POLITICS

Elbows up! Mulcair says he's ready to go into the political corners with Harper

03/24/2012 09:28 EDT | Updated 05/24/2012 05:12 EDT
TORONTO - Ask Tom Mulcair to describe his rambunctious political style and he reaches for a shinny analogy.

"Let's just say I've never been shy about going into the corners and I usually come out with the puck,'' Mulcair told The Canadian Press.

His relish of a scrap became the stuff of lore and fodder for his foes. It was once said of Mulcair that he could be the lone soul in an empty speakeasy and still start a bar fight.

His sharp-elbowed demeanour has made him few friends among long-time New Democrat MPs since he arrived in Ottawa in 2007, or in Quebec City during his noisy exit from Premier Jean Charest's Liberal government. But it did endear him to Conservatives, who tried unsuccessfully to woo him to join Stephen Harper's team.

His self-discipline in keeping that reflexive combative streak in check during an arduous six-month leadership campaign allowed him to claim the helm of the NDP Saturday after a day-long, four-ballot voting marathon.

Mulcair was born more than 57 years ago to Harry Donnelly Mulcair, an Irish-Canadian father, and Jeanne Hurtubise, a French-Canadian mother. He came to this world in an Ottawa hospital, but he grew up in Quebec and came of age in Laval, the cookie-cutter bicultural suburb north of Montreal.

As a youth, he seemed to effortlessly float from francophone to anglophone identity, depending on which linguistic crew he was in at any given moment.

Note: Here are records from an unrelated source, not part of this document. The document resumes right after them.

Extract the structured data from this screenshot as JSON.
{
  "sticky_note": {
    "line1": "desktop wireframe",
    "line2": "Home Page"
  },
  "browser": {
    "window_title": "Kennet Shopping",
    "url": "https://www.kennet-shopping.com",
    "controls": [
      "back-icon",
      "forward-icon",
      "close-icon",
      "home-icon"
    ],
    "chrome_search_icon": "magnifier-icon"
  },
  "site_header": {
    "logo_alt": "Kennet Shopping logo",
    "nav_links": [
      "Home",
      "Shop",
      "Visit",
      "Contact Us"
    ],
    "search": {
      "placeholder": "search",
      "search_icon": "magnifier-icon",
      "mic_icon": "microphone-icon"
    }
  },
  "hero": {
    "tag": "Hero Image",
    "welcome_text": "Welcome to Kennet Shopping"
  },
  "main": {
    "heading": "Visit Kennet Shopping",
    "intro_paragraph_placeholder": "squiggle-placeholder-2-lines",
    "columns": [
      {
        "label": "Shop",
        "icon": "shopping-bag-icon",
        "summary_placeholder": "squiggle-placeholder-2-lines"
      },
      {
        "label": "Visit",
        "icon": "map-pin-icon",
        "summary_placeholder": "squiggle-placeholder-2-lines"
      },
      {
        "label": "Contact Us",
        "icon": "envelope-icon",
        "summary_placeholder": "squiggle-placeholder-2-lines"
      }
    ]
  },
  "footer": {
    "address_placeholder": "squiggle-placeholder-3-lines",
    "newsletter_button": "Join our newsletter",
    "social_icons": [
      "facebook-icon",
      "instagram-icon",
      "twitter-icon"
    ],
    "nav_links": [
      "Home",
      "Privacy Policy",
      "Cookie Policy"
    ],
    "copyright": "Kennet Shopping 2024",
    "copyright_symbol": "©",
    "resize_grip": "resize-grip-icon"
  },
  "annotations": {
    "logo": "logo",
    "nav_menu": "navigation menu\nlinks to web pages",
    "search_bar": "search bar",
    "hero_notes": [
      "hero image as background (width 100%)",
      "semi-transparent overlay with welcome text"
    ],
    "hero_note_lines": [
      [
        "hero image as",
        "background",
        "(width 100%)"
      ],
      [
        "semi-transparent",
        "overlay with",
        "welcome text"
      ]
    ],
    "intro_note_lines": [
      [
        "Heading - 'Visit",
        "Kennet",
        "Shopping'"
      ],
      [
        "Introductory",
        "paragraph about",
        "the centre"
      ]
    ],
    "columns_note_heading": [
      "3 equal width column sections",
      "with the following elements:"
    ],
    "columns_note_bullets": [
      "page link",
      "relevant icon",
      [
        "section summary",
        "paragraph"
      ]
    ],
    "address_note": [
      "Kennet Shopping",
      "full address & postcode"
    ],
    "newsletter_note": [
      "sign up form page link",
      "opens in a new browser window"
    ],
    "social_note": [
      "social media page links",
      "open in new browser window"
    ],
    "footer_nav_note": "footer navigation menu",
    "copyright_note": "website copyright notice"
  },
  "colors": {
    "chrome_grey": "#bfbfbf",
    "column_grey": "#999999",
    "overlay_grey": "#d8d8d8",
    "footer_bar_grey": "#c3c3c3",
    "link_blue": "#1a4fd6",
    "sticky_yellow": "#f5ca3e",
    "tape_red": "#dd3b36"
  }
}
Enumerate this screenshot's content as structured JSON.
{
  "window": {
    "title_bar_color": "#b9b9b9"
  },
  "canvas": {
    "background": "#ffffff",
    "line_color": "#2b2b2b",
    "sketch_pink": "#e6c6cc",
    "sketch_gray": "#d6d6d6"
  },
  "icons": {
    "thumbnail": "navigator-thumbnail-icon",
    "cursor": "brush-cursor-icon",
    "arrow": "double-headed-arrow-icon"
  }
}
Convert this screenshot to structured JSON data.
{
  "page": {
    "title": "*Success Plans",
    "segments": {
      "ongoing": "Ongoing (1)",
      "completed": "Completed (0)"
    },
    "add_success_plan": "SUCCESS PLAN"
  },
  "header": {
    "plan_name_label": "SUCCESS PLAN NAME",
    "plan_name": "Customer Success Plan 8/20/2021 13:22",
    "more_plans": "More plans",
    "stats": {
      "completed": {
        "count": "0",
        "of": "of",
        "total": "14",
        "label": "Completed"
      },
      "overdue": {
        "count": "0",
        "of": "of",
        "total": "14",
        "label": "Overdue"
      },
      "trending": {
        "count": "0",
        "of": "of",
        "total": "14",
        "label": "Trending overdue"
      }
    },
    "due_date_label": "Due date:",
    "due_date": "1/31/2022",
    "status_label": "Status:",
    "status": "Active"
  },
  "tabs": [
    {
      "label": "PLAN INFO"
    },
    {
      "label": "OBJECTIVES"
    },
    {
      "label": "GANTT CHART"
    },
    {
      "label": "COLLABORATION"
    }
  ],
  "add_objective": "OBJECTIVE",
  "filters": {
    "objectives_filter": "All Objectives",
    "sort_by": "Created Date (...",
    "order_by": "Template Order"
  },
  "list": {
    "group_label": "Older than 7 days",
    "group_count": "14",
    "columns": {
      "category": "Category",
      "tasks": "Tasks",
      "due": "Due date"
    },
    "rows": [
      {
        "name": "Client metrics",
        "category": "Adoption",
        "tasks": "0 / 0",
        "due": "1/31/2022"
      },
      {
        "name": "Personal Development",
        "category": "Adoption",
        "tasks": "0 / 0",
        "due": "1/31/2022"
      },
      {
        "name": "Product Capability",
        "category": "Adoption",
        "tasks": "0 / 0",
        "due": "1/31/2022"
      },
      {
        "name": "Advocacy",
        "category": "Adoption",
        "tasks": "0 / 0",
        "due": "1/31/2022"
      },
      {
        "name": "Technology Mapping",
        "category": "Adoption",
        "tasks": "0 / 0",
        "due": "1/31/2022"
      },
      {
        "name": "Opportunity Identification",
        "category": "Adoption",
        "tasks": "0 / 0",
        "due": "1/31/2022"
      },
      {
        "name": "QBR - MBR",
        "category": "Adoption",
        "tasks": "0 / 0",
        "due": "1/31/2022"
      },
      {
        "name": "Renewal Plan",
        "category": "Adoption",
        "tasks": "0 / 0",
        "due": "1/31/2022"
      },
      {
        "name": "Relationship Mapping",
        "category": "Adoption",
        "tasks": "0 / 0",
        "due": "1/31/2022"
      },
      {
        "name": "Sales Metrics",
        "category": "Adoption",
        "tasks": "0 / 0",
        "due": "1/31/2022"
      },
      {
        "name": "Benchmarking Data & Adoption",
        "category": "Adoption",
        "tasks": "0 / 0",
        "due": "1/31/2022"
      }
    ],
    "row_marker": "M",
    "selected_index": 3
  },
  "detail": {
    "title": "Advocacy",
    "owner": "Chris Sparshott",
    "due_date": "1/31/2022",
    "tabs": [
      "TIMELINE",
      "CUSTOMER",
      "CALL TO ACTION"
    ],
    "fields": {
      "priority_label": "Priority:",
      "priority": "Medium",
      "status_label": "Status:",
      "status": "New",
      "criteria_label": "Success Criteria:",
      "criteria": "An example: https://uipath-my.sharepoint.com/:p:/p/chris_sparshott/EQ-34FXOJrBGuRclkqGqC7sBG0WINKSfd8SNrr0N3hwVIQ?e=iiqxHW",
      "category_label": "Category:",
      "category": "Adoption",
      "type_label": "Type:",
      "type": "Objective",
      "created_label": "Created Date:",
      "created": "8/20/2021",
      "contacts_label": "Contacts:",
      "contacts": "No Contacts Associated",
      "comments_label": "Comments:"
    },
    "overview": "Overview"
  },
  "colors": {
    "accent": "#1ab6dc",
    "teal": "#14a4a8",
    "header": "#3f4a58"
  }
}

His family was large and close. He was the second of 10 children; when asked about a sister helping him out on his leadership campaign, he quickly asked: "Which one?"

"I've got six sisters and I've probably slept on all their couches."

Mulcair had a genetic disposition towards a political career. His great-great grandfather was Honore Mercier, who was the premier of Quebec from 1887 to 1891.

He leapt into politics early. He was elected president of the McGill Law Students Association in 1976 — the same year he married Catherine Pinhas, a psychologist from France. He was able to get French citizenship through his wife.

The Conservatives, who made devastating use of ex-Liberal leader Michael Ignatieff's absence from Canada for over three decades, pounced on the perception that the next leader of the official Opposition might have divided loyalties.

"Obviously it's for Mr. Mulcair to use his political judgment in this case,'' Prime Minister Stephen Harper said. "In my case, as I say, I'm very clear. I'm a Canadian and only a Canadian.''

Mulcair, who bears bright scars from the bruising politics of Quebec's savage federalist/separatist divide carved out of two referendum campaigns, was incredulous.

"I have no lessons to receive about being Canadian from Stephen Harper.''

After getting his law degree, Mulcair moved to Quebec and worked for the government defending the French language — further evidence of his divided loyalties, Conservatives will surely insist. Except he followed that work up with a stint as legal director for Quebec's English-rights lobby group, Alliance Quebec, beginning in 1983.

He entered Quebec provincial politics in 1993 as a Liberal, and when Jean Charest formed a government a decade later, he was made minister of environment. His years as a Quebec Liberal were reason alone for many New Democrats to be wary of his leadership bid.

When rival contender Brian Topp nixed the idea of merging with the Liberals by arguing that New Democrats don't need to become Liberals in order to win government, Mulcair said it was "a coded message to the (NDP) base,'' intended to remind party members that he was a provincial Liberal until joining the federal NDP in 2007.

Mulcair insisted he had no choice but to be Liberal because that was the only federalist party in Quebec provincial politics, a big tent which encompasses people who vote Conservative, Liberal, NDP and Greens federally.

His departure from the Charest cabinet in 2006 was cantankerous. Charest said he quit rather than accept a demotion. Mulcair said he quit on a question of environmental principle: his refusal to greenlight development in a provincial park. Quebec Liberals whispered he wasn't a team player — whispers that supporters of his NDP leadership rivals were only to happy to pour into the ears of Ottawa reporters behind the veil of anonymity.

Mulcair's absence from politics was brief and his return was spectacular. Over dinner with Layton and their wives, the late NDP leader pitched the former Quebec Liberal on joining the NDP. After lengthy discussions with the Conservatives, Mulcair opted for the NDP and was not handed a soft landing.

Layton wanted him to run in Outremont, which had been in the hands of the federal Liberals — except for a very brief interregnum — for decades. He won in 2007 and, as the lone NDP Quebec MP, used Outremont as the forward operating base of his party's improbable breakthrough in the province four years later.

When a stunning 58 New Democrats were elected in Quebec in 2011 with Mulcair's help, he had a ready-made network of support and a solid chunk of caucus backing to launch his leadership bid after Layton succumbed to cancer.

The brawler was on his way to becoming the boss.